If an employee grumbles in an office, but no one’s around to hear it, does it make a noise?
If by “noise” you mean “a devastating effect on morale, retention and engagement,” then yes.
A survey conducted by POPin found that leaders and workers are miles apart in terms of communication, which leads to companywide complications.
Forty-seven percent of the 163 executives polled confirm that employee opinions are “only sometimes” heard in town hall meetings, and 45 percent say they don’t hold such meetings at all. Fifty-six percent of respondents admit to using email as a primary form of communication, with just 21 percent prioritizing personal, face-to-face feedback.
Perhaps it’s unsurprising, then, that 29 percent of executives are “surprised” when an employee resigns.
Brian Anderson, POPin’s chief marketing officer, says:

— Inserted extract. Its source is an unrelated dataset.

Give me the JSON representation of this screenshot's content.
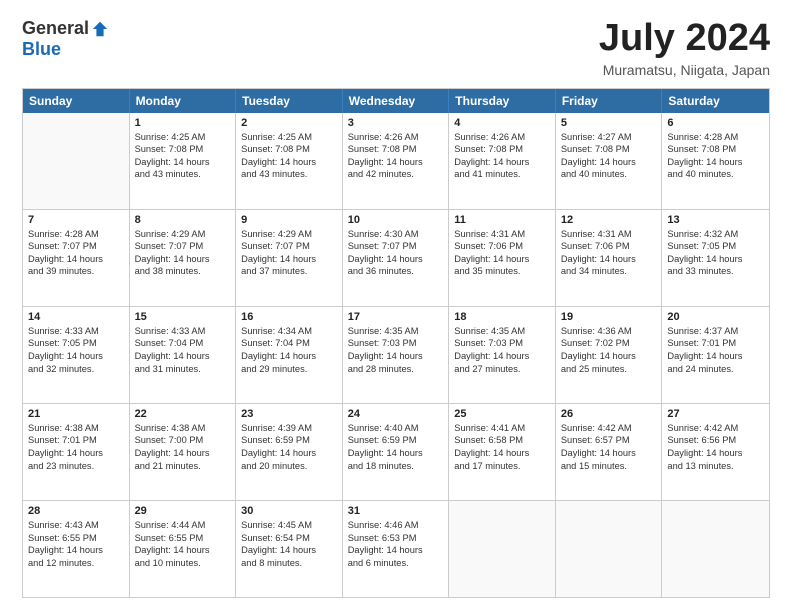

As social collaboration continues to create new methods of bringing people closer together, most companies continue to follow older, less effective practices. Business leaders continue to prove they are completely unable to establish an effective process for employee engagement and fail to build organizational alignment on key initiatives.
Poor internal communication has cascading consequences. The survey points out the risks:
- Lack of productivity. Most managers surveyed do not prioritize employee feedback when it comes to productivity improvements. Just 26 percent make this a “high priority.” Twenty percent say it is “too difficult” to sift through feedback to identify employee challenges.
- Failure to gauge employee satisfaction. Twenty-four percent of respondents say they have “frequent” conversations with employees to solicit feedback, but there is “no quantifiable method” to do so. An alarming 52 percent say that in their conversations with employees they often “do not receive candid feedback.” A quarter of respondents say there is “no process whatsoever” to gauge employee satisfaction.
- Employee retention. Fifty-three percent of managers can tell when an employee is not happy, but they are often unable to remediate the problem. Nearly 30 percent say it’s “usually a surprise” when an employee resigns.
Does any of this sound familiar? If so, and you’d like to try “remediating” communication issues before they fester, you can access the rest of POPin’s survey here.